Taubman Center Postdoctoral Research Associate Rebecca Loya will present evidence of a range of economic consequences of rape based on both qualitative interviews and quantitative analysis of nationally representative data. Loya will argue that public policy reform is required to prevent needless financial hardship for victims.
A light lunch will be served.
Monday, November 19, 2012 - 6:00pm - 7:00pm
How will the post-election drumbeat of "reform" –- fiscal reform, tax reform and entitlement reform -- affect our aging population and reshape the public policy landscape? What will happen to seniors if we go over the "fiscal cliff"?

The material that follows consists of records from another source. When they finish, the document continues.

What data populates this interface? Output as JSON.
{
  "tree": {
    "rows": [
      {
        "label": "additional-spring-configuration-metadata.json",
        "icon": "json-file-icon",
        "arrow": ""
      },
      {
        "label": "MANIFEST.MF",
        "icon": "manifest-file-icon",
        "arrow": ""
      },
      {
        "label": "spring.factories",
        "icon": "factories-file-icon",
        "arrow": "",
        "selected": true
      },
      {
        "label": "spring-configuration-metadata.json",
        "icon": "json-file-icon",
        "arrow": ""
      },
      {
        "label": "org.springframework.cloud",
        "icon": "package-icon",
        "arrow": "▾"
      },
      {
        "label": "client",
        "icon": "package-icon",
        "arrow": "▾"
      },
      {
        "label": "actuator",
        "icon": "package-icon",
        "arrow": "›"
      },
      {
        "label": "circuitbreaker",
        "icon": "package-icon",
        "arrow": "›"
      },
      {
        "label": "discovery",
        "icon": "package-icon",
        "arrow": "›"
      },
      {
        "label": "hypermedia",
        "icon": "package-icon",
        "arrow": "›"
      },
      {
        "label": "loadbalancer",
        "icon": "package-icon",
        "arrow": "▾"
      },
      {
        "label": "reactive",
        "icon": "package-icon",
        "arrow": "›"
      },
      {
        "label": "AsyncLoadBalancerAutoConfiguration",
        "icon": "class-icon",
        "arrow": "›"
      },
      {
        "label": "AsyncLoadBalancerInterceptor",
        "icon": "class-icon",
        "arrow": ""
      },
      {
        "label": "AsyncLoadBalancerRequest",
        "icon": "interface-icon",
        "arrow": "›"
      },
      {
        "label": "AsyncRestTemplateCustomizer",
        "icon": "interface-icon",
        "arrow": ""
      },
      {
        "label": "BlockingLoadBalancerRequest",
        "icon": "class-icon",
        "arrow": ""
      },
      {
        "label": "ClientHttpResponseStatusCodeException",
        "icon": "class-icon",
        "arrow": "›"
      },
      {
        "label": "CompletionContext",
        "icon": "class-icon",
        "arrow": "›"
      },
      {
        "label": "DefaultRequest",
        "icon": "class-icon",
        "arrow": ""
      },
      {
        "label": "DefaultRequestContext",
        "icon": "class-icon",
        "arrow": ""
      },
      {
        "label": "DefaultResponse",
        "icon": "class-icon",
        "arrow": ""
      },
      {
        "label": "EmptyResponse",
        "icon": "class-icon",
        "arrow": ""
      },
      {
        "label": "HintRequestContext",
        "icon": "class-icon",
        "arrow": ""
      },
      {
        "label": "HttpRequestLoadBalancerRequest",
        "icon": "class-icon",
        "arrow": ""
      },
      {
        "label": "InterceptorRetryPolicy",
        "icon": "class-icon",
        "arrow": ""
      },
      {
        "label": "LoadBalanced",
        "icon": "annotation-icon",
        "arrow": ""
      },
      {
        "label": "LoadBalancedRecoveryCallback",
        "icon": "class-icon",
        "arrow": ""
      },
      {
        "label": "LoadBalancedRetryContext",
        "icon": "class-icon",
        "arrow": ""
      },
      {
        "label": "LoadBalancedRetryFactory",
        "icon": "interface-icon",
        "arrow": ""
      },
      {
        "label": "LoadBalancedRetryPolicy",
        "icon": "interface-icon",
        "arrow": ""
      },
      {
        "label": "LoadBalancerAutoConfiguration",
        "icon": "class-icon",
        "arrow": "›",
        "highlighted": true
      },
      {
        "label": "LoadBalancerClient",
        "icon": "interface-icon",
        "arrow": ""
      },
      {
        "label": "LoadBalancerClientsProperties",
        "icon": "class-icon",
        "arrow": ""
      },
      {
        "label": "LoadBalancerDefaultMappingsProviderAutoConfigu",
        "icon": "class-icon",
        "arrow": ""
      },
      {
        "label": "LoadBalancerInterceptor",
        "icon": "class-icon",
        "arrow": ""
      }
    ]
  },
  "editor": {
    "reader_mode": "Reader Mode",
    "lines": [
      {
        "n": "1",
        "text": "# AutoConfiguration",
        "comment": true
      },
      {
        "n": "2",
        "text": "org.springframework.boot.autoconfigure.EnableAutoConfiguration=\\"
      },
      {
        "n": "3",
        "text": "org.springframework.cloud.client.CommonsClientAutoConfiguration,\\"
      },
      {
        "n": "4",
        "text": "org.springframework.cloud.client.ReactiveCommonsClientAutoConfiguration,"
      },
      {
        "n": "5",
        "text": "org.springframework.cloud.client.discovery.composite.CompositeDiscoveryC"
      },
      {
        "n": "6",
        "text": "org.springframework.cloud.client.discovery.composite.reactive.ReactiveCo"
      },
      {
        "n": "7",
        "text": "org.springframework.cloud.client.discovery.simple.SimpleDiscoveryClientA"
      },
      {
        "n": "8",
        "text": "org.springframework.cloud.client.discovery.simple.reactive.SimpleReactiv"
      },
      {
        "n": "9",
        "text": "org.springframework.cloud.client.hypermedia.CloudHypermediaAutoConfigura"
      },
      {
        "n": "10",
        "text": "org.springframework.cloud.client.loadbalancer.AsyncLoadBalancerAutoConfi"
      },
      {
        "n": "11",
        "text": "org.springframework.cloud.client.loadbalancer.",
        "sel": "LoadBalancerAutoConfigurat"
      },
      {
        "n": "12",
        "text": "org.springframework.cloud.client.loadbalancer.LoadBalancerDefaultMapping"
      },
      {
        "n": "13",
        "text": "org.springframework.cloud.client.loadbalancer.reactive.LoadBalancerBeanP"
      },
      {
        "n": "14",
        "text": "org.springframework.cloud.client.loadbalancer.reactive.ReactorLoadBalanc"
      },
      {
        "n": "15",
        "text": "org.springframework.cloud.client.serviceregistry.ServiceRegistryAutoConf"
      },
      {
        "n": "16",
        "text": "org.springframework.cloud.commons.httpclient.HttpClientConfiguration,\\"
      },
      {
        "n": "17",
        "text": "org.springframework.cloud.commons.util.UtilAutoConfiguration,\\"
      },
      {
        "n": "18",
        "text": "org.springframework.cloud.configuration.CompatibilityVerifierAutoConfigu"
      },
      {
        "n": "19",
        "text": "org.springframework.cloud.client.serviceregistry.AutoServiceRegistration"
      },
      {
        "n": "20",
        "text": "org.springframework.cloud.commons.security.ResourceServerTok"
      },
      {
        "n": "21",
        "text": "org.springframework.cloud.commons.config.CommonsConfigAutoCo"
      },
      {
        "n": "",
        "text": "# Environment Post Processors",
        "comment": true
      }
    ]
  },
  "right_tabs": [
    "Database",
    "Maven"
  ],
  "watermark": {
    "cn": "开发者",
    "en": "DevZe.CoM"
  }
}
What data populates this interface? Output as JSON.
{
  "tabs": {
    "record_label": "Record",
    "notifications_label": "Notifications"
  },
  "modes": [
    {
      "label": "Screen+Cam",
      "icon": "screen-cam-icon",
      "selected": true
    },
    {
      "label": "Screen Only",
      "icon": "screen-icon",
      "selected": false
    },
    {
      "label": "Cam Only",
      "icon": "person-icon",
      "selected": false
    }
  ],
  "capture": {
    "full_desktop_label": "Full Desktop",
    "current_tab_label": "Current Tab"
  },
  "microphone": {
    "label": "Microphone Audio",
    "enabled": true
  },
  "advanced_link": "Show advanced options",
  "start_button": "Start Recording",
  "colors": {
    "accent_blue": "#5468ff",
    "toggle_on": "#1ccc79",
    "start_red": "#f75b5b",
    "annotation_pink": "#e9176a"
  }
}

Thursday, November 15, 2012 - 6:30pm - 7:30pm
An information session for prospective students. Meet Taubman Center alumni, current students and faculty. Find out how the Taubman Center’s Master of Public Affairs and Master of Public Policy degrees will prepare you for a dynamic career in public policy.
RSVP requestedIf you plan to attend, please RSVP to Melissa Nicholaus, Melissa_Nicholaus@brown.edu, 401-863-2201
Wednesday, November 7, 2012 - 5:00pm - 6:00pm
A look at how the language, structure, and drafting of the First Amendment affects how we interpret it.
Michael W. McConnell is Professor of Law and Director of the Constitutional Law Center at Stanford Law School and Senior Fellow at the Hoover Institution. Before joining Stanford in 2009, he served as a circuit judge on the U.S. Court of Appeals for the Tenth Circuit. He has argued thirteen cases in the United States Supreme Court, most recently CompuCredit v Greenwood, in 2011.